And stays on no matter what Mother Nature throws at it.
This invisible force takes us to the outer reaches of outer space.
And to the very depths of our oceans.
It brings us together. And it makes us better.
And most importantly, it has the power to do all this in our lifetime while barely leaving a trace.
Some people might say it's kind of unbelievable.
They wonder, what is this new power that does all these extraordinary things?

A Design Team Pictures the Future of Nuclear Energy

For more than 100 years, the shape and location of human settlements has been defined in large part by energy and water. Cities grew up near natural resources like hydropower, and near water for agricultural, industrial and household use.

So what would the world look like with a new generation of small nuclear reactors that could provide abundant, clean energy for electricity, water pumping and desalination and industrial processes?

Hard to say with precision, but Third Way, the non-partisan think tank, asked the design team at the Washington, D.C. office of Gensler & Associates, an architecture and interior design firm that specializes in sustainable projects like a complex that houses the NFL’s Dallas Cowboys. The talented designers saw a blooming desert and a cozy arctic village, an old urban mill re-purposed as an energy producer, a data center that integrates solar panels on its sprawling flat roofs, a naval base and a humming transit hub.

In the converted mill, high temperat…

Seeing the Light on Nuclear Energy

If you think that there is plenty of electricity, that the air is clean enough and that nuclear power is a just one among many options for meeting human needs, then you are probably over-focused on the United States or Western Europe. Even then, you’d be wrong.

That’s the idea at the heart of a new book, “Seeing the Light: The Case for Nuclear Power in the 21st Century,” by Scott L. Montgomery, a geoscientist and energy expert, and Thomas Graham Jr., a retired ambassador and arms control expert.

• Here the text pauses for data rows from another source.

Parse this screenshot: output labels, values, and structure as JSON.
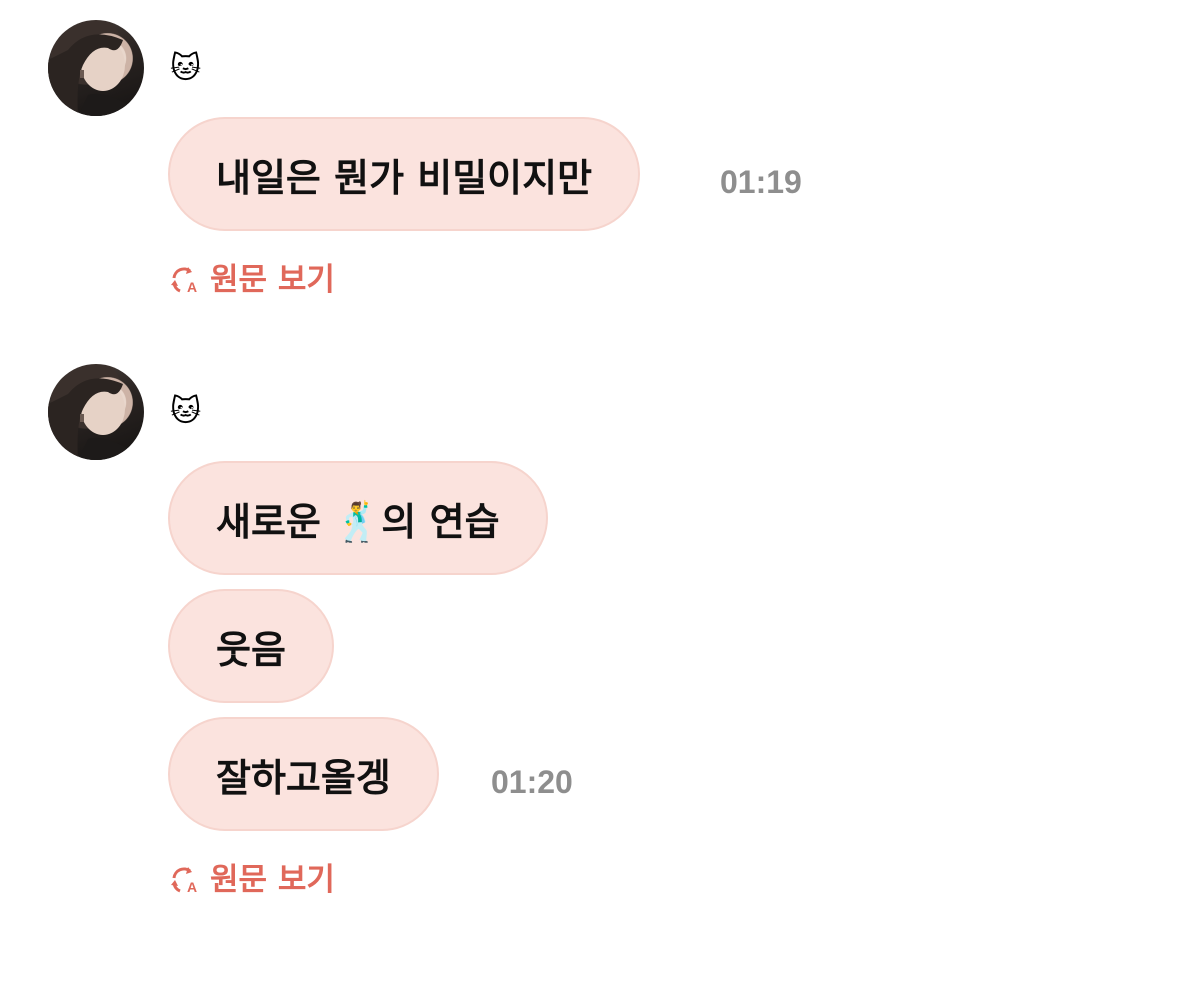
{
  "groups": [
    {
      "sender": {
        "name_emoji": "🐱",
        "avatar_icon": "profile-photo"
      },
      "messages": [
        {
          "text": "내일은 뭔가 비밀이지만",
          "time": "01:19"
        }
      ],
      "view_original_label": "원문 보기"
    },
    {
      "sender": {
        "name_emoji": "🐱",
        "avatar_icon": "profile-photo"
      },
      "messages": [
        {
          "text": "새로운 🕺의 연습",
          "time": ""
        },
        {
          "text": "웃음",
          "time": ""
        },
        {
          "text": "잘하고올겡",
          "time": "01:20"
        }
      ],
      "view_original_label": "원문 보기"
    }
  ],
  "colors": {
    "bubble_bg": "#fbe3de",
    "bubble_border": "#f6d4cd",
    "link": "#e0685a",
    "timestamp": "#8e8e8e"
  }
}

Billions of people live in energy poverty, they write, and even those who don’t, those who live in places where there is always an electric outlet or a light switch handy, we need to unmake the last 200 years of energy history, and move to non-carbon sources. Energy is integral to our lives but the authors cite a World Health Organization estimate that more than 6.5 million people die each year from air pollution.  In addition, they say, the global climate is heading for ruinous instability. E…